First, the commanding officer and his staff must have such an appreciation.
They must understand that radar permits undertakings of a wholly new type to be carried out. For example, ships can be navigated at night at high speed in narrow waters with precision and safety, and can engage an unseen enemy with guns or torpedoes. By the use of radar beacons, aircraft can home with an accuracy measured in yards on an objective distant 80 miles or more.
The commanding officer and his staff must appreciate that the employment of radar by the enemy must always be assumed, and they must understand what this means in terms of their plans. Darkness, smoke, or fog must no longer be relied on for certain cover.
Aircraft approaching an objective must no longer fly as high as possible to escape detection; better will attend a very low approach or one which makes use of the radar "shadows" cast by mountains obstructing radar beams. The use of countermeasures to confuse or defeat the enemy's radar must be considered in planning crucial operations. It must be understood that radar cover against air attack must be planned for the very earliest stages of a new occupation.
Only by the timely alerting and the defensive facilities provided by radar will it be feasible to deal with the sustained air attack which can be mounted by a determined enemy. The tactical officer in the field must understand the power that radar gives him.
Its use is so new that tactical doctrine is still being worked out, and an ingenious officer will sometimes be able to employ one of the sets described in the following s in a military situation never contemplated by its deer. For example, there is the case of a patrol bomber equipped with ASE, which located enemy ships and attacked them unsuccessfully.
A squadron of motor torpedo boats not equipped with radar was available, and the aircraft was directed to cruise in the area and direct the PT boats to the target, using the general situation plot provided by the radar.
The PT boats were thus enabled to make a successful attack. Full reliance must be placed on radar in order that it may be wholly effective. In the Hood-Bismarck engagement, for example, the gunnery officer of the Hood had his choice between using optical and radar range information, which differed by yards. For his first salvo, he used the optical range value. There was no opportunity to fire another.
Finally, the officer in charge of the actual operation of radar equipment must be resourceful, skillful, and well-informed. As has been remarked, technical difficulties with the equipment are all too frequent, and must often be dealt with without the help of adequate spares or test equipment.
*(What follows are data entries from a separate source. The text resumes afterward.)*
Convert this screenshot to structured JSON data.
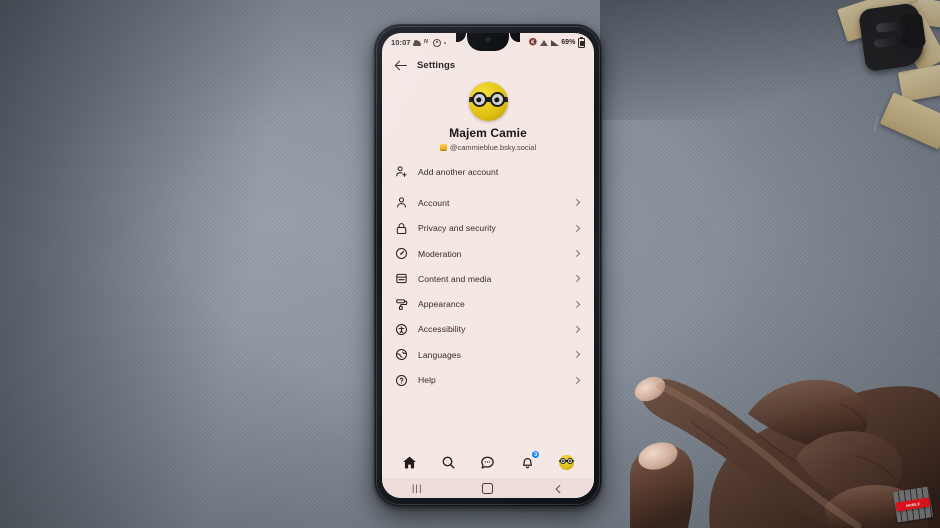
{
  "scene": {
    "description": "Hand pointing at an Android phone showing Bluesky Settings screen on a grey desk",
    "desk_color": "#8d96a1",
    "watermark_text": "MOBILE"
  },
  "phone": {
    "frame_color": "#14171c",
    "screen_bg": "#f4e7e4"
  },
  "status_bar": {
    "time": "10:07",
    "left_icons": [
      "cloud-icon",
      "n-icon",
      "at-icon",
      "dot-icon"
    ],
    "right_icons": [
      "mute-icon",
      "wifi-icon",
      "signal-icon"
    ],
    "battery_percent": "69%"
  },
  "app_bar": {
    "back_icon": "back-arrow-icon",
    "title": "Settings"
  },
  "profile": {
    "avatar": "minion-avatar",
    "display_name": "Majem Camie",
    "handle_badge": "verified-badge-icon",
    "handle": "@cammieblue.bsky.social"
  },
  "settings": {
    "add_account": {
      "icon": "person-add-icon",
      "label": "Add another account"
    },
    "items": [
      {
        "icon": "person-icon",
        "label": "Account",
        "chevron": "chevron-right-icon"
      },
      {
        "icon": "lock-icon",
        "label": "Privacy and security",
        "chevron": "chevron-right-icon"
      },
      {
        "icon": "gauge-icon",
        "label": "Moderation",
        "chevron": "chevron-right-icon"
      },
      {
        "icon": "window-icon",
        "label": "Content and media",
        "chevron": "chevron-right-icon"
      },
      {
        "icon": "paint-roller-icon",
        "label": "Appearance",
        "chevron": "chevron-right-icon"
      },
      {
        "icon": "accessibility-icon",
        "label": "Accessibility",
        "chevron": "chevron-right-icon"
      },
      {
        "icon": "globe-icon",
        "label": "Languages",
        "chevron": "chevron-right-icon"
      },
      {
        "icon": "help-circle-icon",
        "label": "Help",
        "chevron": "chevron-right-icon"
      }
    ]
  },
  "bottom_nav": {
    "accent_color": "#1185fe",
    "items": [
      {
        "icon": "home-icon",
        "label": "Home",
        "badge": ""
      },
      {
        "icon": "search-icon",
        "label": "Search",
        "badge": ""
      },
      {
        "icon": "chat-bubble-icon",
        "label": "Chat",
        "badge": ""
      },
      {
        "icon": "bell-icon",
        "label": "Notifications",
        "badge": "3"
      },
      {
        "icon": "profile-avatar-icon",
        "label": "Profile",
        "badge": ""
      }
    ]
  },
  "system_nav": {
    "recents": "|||",
    "recents_name": "recents-button",
    "home_name": "home-button",
    "back_name": "back-button"
  }
}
The radar officer must realize that the reliance which will be placed on the information provided by his equipment will largely depend on the reliability with which it has been made available.
He must be prepared at all times for the employment of countermeasures by the enemy, in an attempt to render our radar partly or wholly useless. In general, such measures can be dealt with by an experienced and resourceful radar officer. He must understand that the proper interpretation of the als presented by the radar equipment is most important.
Spurious echoes from clouds must be recognized as such, the reliability of IFF indications must be maintained to avoid false alarms, and highly skilled interpretation of als will even enable fairly accurate estimates to be made of the size and character of enemy forces from the radar als they present.
Given this understanding and skillful use of radar by all concerned, we shall have the advantage of the enemy in this field. Experts assert that the state of technical development of U. ZIP: 50022